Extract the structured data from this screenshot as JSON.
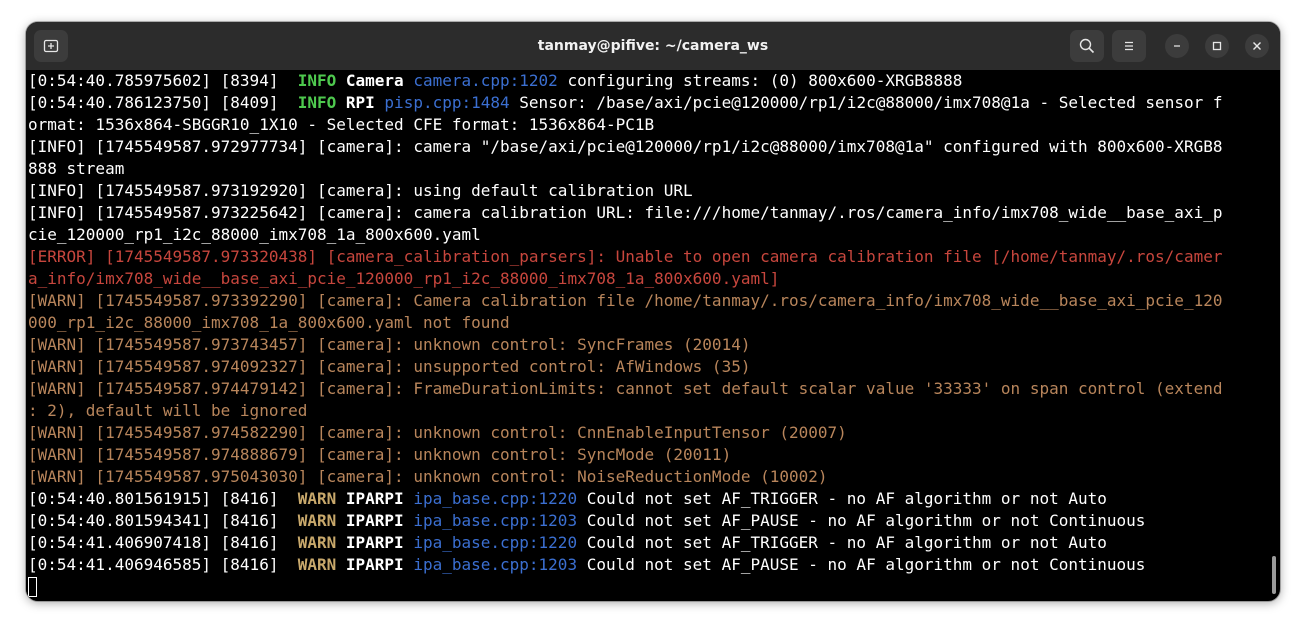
{
  "window": {
    "title": "tanmay@pifive: ~/camera_ws",
    "icons": {
      "new_tab": "new-tab-icon",
      "search": "search-icon",
      "menu": "hamburger-menu-icon",
      "minimize": "minimize-icon",
      "maximize": "maximize-icon",
      "close": "close-icon"
    }
  },
  "colors": {
    "info": "#4ec94e",
    "warn_tag": "#c8a86b",
    "file_ref": "#3b6fd1",
    "error": "#c7463d",
    "warn": "#b8855b",
    "background": "#000000",
    "titlebar": "#2c2c2c"
  },
  "terminal": {
    "lines": [
      {
        "a": "[0:54:40.785975602] [8394]  ",
        "tag": "INFO",
        "mod": " Camera ",
        "file": "camera.cpp:1202",
        "msg": " configuring streams: (0) 800x600-XRGB8888"
      },
      {
        "a": "[0:54:40.786123750] [8409]  ",
        "tag": "INFO",
        "mod": " RPI ",
        "file": "pisp.cpp:1484",
        "msg": " Sensor: /base/axi/pcie@120000/rp1/i2c@88000/imx708@1a - Selected sensor f"
      },
      {
        "text": "ormat: 1536x864-SBGGR10_1X10 - Selected CFE format: 1536x864-PC1B"
      },
      {
        "text": "[INFO] [1745549587.972977734] [camera]: camera \"/base/axi/pcie@120000/rp1/i2c@88000/imx708@1a\" configured with 800x600-XRGB8"
      },
      {
        "text": "888 stream"
      },
      {
        "text": "[INFO] [1745549587.973192920] [camera]: using default calibration URL"
      },
      {
        "text": "[INFO] [1745549587.973225642] [camera]: camera calibration URL: file:///home/tanmay/.ros/camera_info/imx708_wide__base_axi_p"
      },
      {
        "text": "cie_120000_rp1_i2c_88000_imx708_1a_800x600.yaml"
      },
      {
        "text": "[ERROR] [1745549587.973320438] [camera_calibration_parsers]: Unable to open camera calibration file [/home/tanmay/.ros/camer",
        "level": "error"
      },
      {
        "text": "a_info/imx708_wide__base_axi_pcie_120000_rp1_i2c_88000_imx708_1a_800x600.yaml]",
        "level": "error"
      },
      {
        "text": "[WARN] [1745549587.973392290] [camera]: Camera calibration file /home/tanmay/.ros/camera_info/imx708_wide__base_axi_pcie_120",
        "level": "warn"
      },
      {
        "text": "000_rp1_i2c_88000_imx708_1a_800x600.yaml not found",
        "level": "warn"
      },
      {
        "text": "[WARN] [1745549587.973743457] [camera]: unknown control: SyncFrames (20014)",
        "level": "warn"
      },
      {
        "text": "[WARN] [1745549587.974092327] [camera]: unsupported control: AfWindows (35)",
        "level": "warn"
      },
      {
        "text": "[WARN] [1745549587.974479142] [camera]: FrameDurationLimits: cannot set default scalar value '33333' on span control (extend",
        "level": "warn"
      },
      {
        "text": ": 2), default will be ignored",
        "level": "warn"
      },
      {
        "text": "[WARN] [1745549587.974582290] [camera]: unknown control: CnnEnableInputTensor (20007)",
        "level": "warn"
      },
      {
        "text": "[WARN] [1745549587.974888679] [camera]: unknown control: SyncMode (20011)",
        "level": "warn"
      },
      {
        "text": "[WARN] [1745549587.975043030] [camera]: unknown control: NoiseReductionMode (10002)",
        "level": "warn"
      },
      {
        "a": "[0:54:40.801561915] [8416]  ",
        "tag": "WARN",
        "mod": " IPARPI ",
        "file": "ipa_base.cpp:1220",
        "msg": " Could not set AF_TRIGGER - no AF algorithm or not Auto"
      },
      {
        "a": "[0:54:40.801594341] [8416]  ",
        "tag": "WARN",
        "mod": " IPARPI ",
        "file": "ipa_base.cpp:1203",
        "msg": " Could not set AF_PAUSE - no AF algorithm or not Continuous"
      },
      {
        "a": "[0:54:41.406907418] [8416]  ",
        "tag": "WARN",
        "mod": " IPARPI ",
        "file": "ipa_base.cpp:1220",
        "msg": " Could not set AF_TRIGGER - no AF algorithm or not Auto"
      },
      {
        "a": "[0:54:41.406946585] [8416]  ",
        "tag": "WARN",
        "mod": " IPARPI ",
        "file": "ipa_base.cpp:1203",
        "msg": " Could not set AF_PAUSE - no AF algorithm or not Continuous"
      }
    ]
  }
}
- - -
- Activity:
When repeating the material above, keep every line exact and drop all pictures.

- Exercise answer:
Extract the structured data from this screenshot as JSON.
{
  "window": {
    "title": "tanmay@pifive: ~/camera_ws",
    "icons": {
      "new_tab": "new-tab-icon",
      "search": "search-icon",
      "menu": "hamburger-menu-icon",
      "minimize": "minimize-icon",
      "maximize": "maximize-icon",
      "close": "close-icon"
    }
  },
  "colors": {
    "info": "#4ec94e",
    "warn_tag": "#c8a86b",
    "file_ref": "#3b6fd1",
    "error": "#c7463d",
    "warn": "#b8855b",
    "background": "#000000",
    "titlebar": "#2c2c2c"
  },
  "terminal": {
    "lines": [
      {
        "a": "[0:54:40.785975602] [8394]  ",
        "tag": "INFO",
        "mod": " Camera ",
        "file": "camera.cpp:1202",
        "msg": " configuring streams: (0) 800x600-XRGB8888"
      },
      {
        "a": "[0:54:40.786123750] [8409]  ",
        "tag": "INFO",
        "mod": " RPI ",
        "file": "pisp.cpp:1484",
        "msg": " Sensor: /base/axi/pcie@120000/rp1/i2c@88000/imx708@1a - Selected sensor f"
      },
      {
        "text": "ormat: 1536x864-SBGGR10_1X10 - Selected CFE format: 1536x864-PC1B"
      },
      {
        "text": "[INFO] [1745549587.972977734] [camera]: camera \"/base/axi/pcie@120000/rp1/i2c@88000/imx708@1a\" configured with 800x600-XRGB8"
      },
      {
        "text": "888 stream"
      },
      {
        "text": "[INFO] [1745549587.973192920] [camera]: using default calibration URL"
      },
      {
        "text": "[INFO] [1745549587.973225642] [camera]: camera calibration URL: file:///home/tanmay/.ros/camera_info/imx708_wide__base_axi_p"
      },
      {
        "text": "cie_120000_rp1_i2c_88000_imx708_1a_800x600.yaml"
      },
      {
        "text": "[ERROR] [1745549587.973320438] [camera_calibration_parsers]: Unable to open camera calibration file [/home/tanmay/.ros/camer",
        "level": "error"
      },
      {
        "text": "a_info/imx708_wide__base_axi_pcie_120000_rp1_i2c_88000_imx708_1a_800x600.yaml]",
        "level": "error"
      },
      {
        "text": "[WARN] [1745549587.973392290] [camera]: Camera calibration file /home/tanmay/.ros/camera_info/imx708_wide__base_axi_pcie_120",
        "level": "warn"
      },
      {
        "text": "000_rp1_i2c_88000_imx708_1a_800x600.yaml not found",
        "level": "warn"
      },
      {
        "text": "[WARN] [1745549587.973743457] [camera]: unknown control: SyncFrames (20014)",
        "level": "warn"
      },
      {
        "text": "[WARN] [1745549587.974092327] [camera]: unsupported control: AfWindows (35)",
        "level": "warn"
      },
      {
        "text": "[WARN] [1745549587.974479142] [camera]: FrameDurationLimits: cannot set default scalar value '33333' on span control (extend",
        "level": "warn"
      },
      {
        "text": ": 2), default will be ignored",
        "level": "warn"
      },
      {
        "text": "[WARN] [1745549587.974582290] [camera]: unknown control: CnnEnableInputTensor (20007)",
        "level": "warn"
      },
      {
        "text": "[WARN] [1745549587.974888679] [camera]: unknown control: SyncMode (20011)",
        "level": "warn"
      },
      {
        "text": "[WARN] [1745549587.975043030] [camera]: unknown control: NoiseReductionMode (10002)",
        "level": "warn"
      },
      {
        "a": "[0:54:40.801561915] [8416]  ",
        "tag": "WARN",
        "mod": " IPARPI ",
        "file": "ipa_base.cpp:1220",
        "msg": " Could not set AF_TRIGGER - no AF algorithm or not Auto"
      },
      {
        "a": "[0:54:40.801594341] [8416]  ",
        "tag": "WARN",
        "mod": " IPARPI ",
        "file": "ipa_base.cpp:1203",
        "msg": " Could not set AF_PAUSE - no AF algorithm or not Continuous"
      },
      {
        "a": "[0:54:41.406907418] [8416]  ",
        "tag": "WARN",
        "mod": " IPARPI ",
        "file": "ipa_base.cpp:1220",
        "msg": " Could not set AF_TRIGGER - no AF algorithm or not Auto"
      },
      {
        "a": "[0:54:41.406946585] [8416]  ",
        "tag": "WARN",
        "mod": " IPARPI ",
        "file": "ipa_base.cpp:1203",
        "msg": " Could not set AF_PAUSE - no AF algorithm or not Continuous"
      }
    ]
  }
}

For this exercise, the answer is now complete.